The times when Amazon goes quiet are when Google should fear it most, and as usual in the run-up to the holiday season, the online retailer has come up with a range of introductions to challenge the Android leader from within its own fortress – and may be about to debut its long-awaited smartphone.
Over the past couple of years, Amazon has been doing its best to establish itself as an Android heavyweight, competing with Google not just with its tablets and content platforms but to be the premier app store. A handset would certainly extend that reach, enabling the company to control the experience of its stores and content services on small screens as well as big.
Several reports claim that the company will finally unveil one or more handsets as part of a string of five new gadgets, some of which will be ready for this year's holiday season. Rather than working with anonymous white label manufacturers as it does for the Kindle eReaders and tablets, it is said to be pursuing a Google-like partnership approach for the phone, tying up with HTC.
The Taiwanese vendor has scored several hits lately in design terms, with its well-received One smartphone and now its eye-catching 5.9-inch HTC One Max, a phablet with fingerprint recognition. But there are doubts whether even these strong devices can make up for the decline in market share which the handset maker has suffered in recent years, and it may be pursuing some left-field options to restore its fortunes. So it would probably welcome the revenue and credibility boost of an Amazon contract, especially as it was pushed out of Google's Nexus inner circle by Samsung.

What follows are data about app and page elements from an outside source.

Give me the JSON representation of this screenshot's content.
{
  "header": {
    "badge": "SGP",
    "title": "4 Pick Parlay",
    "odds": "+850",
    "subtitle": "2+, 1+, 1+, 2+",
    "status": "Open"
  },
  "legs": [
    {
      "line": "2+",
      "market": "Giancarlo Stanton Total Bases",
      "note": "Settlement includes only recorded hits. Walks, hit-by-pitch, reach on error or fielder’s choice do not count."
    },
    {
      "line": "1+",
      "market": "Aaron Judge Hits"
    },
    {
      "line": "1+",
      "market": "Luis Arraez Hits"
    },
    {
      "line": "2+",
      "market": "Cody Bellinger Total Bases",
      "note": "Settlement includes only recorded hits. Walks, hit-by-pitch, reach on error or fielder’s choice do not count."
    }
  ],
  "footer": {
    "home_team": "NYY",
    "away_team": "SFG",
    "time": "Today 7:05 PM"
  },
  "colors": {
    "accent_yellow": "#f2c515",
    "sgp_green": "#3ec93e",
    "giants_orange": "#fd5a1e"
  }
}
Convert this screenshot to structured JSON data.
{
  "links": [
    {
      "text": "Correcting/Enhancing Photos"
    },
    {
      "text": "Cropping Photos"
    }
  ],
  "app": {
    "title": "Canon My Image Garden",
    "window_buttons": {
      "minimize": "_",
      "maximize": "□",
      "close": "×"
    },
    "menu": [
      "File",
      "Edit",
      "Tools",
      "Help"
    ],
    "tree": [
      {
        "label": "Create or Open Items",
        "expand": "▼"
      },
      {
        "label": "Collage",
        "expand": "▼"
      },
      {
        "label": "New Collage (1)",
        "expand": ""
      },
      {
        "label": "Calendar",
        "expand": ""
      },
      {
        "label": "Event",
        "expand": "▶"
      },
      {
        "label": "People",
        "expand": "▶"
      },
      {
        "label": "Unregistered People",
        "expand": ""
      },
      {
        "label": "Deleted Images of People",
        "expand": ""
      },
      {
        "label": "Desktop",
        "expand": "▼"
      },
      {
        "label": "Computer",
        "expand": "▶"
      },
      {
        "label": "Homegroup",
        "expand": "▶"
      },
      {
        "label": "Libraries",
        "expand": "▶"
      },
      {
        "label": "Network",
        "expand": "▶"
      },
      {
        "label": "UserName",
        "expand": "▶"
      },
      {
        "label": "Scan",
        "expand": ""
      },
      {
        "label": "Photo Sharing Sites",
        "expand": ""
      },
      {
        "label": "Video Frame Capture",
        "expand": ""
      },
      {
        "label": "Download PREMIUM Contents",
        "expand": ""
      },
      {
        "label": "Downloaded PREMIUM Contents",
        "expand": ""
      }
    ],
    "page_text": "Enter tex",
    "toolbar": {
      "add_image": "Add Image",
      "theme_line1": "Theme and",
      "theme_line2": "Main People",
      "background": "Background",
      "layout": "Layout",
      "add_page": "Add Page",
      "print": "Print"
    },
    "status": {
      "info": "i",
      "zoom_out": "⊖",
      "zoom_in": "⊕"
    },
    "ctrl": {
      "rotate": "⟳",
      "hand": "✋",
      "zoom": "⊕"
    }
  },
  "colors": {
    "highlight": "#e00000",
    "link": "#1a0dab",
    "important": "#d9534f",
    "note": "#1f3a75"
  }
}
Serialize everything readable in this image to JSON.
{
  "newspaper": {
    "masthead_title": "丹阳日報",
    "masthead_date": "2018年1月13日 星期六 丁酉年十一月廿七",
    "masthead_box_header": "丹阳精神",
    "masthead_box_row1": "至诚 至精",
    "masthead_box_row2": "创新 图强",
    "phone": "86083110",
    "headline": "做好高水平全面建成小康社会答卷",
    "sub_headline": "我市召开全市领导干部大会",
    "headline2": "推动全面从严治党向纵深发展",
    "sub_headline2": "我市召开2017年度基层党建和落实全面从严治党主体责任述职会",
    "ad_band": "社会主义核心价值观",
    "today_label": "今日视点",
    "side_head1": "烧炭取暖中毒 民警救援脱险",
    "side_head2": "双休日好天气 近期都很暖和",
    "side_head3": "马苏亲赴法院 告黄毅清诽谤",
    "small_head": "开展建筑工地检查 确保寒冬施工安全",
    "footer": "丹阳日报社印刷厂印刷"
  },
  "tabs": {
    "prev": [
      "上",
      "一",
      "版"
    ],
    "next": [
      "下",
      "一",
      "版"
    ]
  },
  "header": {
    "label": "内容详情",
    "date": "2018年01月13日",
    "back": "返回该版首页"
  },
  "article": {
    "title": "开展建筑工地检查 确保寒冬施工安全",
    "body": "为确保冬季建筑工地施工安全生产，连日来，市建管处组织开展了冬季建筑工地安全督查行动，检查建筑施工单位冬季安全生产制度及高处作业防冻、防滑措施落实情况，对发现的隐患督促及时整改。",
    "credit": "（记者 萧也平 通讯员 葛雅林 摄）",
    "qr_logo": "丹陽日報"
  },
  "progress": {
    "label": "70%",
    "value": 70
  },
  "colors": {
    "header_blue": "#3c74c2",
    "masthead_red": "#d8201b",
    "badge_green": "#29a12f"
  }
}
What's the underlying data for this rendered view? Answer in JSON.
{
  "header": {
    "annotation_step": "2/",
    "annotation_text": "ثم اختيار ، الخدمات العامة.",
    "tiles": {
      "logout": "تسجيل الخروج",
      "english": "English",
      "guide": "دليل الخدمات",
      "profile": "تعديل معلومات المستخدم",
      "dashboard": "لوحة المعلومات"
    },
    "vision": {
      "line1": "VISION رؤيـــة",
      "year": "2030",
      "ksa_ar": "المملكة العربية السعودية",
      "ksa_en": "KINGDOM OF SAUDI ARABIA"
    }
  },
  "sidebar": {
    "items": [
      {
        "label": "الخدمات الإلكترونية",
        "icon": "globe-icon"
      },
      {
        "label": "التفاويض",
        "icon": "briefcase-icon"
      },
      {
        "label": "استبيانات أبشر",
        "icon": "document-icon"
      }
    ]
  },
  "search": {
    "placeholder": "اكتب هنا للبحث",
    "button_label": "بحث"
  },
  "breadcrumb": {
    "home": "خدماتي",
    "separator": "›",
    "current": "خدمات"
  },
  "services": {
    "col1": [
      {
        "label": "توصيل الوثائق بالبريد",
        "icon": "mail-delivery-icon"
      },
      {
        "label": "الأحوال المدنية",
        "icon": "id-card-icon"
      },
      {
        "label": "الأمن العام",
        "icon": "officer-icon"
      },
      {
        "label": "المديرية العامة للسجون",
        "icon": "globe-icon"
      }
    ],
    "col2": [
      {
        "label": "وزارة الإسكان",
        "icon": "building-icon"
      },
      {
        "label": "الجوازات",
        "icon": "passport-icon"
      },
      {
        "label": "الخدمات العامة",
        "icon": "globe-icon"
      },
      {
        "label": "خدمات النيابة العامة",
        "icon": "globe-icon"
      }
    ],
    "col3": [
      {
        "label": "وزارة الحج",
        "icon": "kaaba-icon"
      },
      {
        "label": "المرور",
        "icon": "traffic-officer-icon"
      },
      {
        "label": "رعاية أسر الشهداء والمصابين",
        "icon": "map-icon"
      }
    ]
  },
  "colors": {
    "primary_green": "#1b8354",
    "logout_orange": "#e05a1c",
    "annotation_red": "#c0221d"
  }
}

According to The Financial Times, HTC and Amazon are working together on a handset which could give the Taiwanese firm the shipments boost it badly needs. A white label or even co-branded device would detract from HTC's recent – and initially impactful – efforts to market its brand identity, but this would be balanced by the promise of volumes. Amazon has broad channels, massive consumer profile and a proven ability, with its Kindle eReaders and tablets, to shift devices at affordable prices in order to drive sales of its contents and other goods.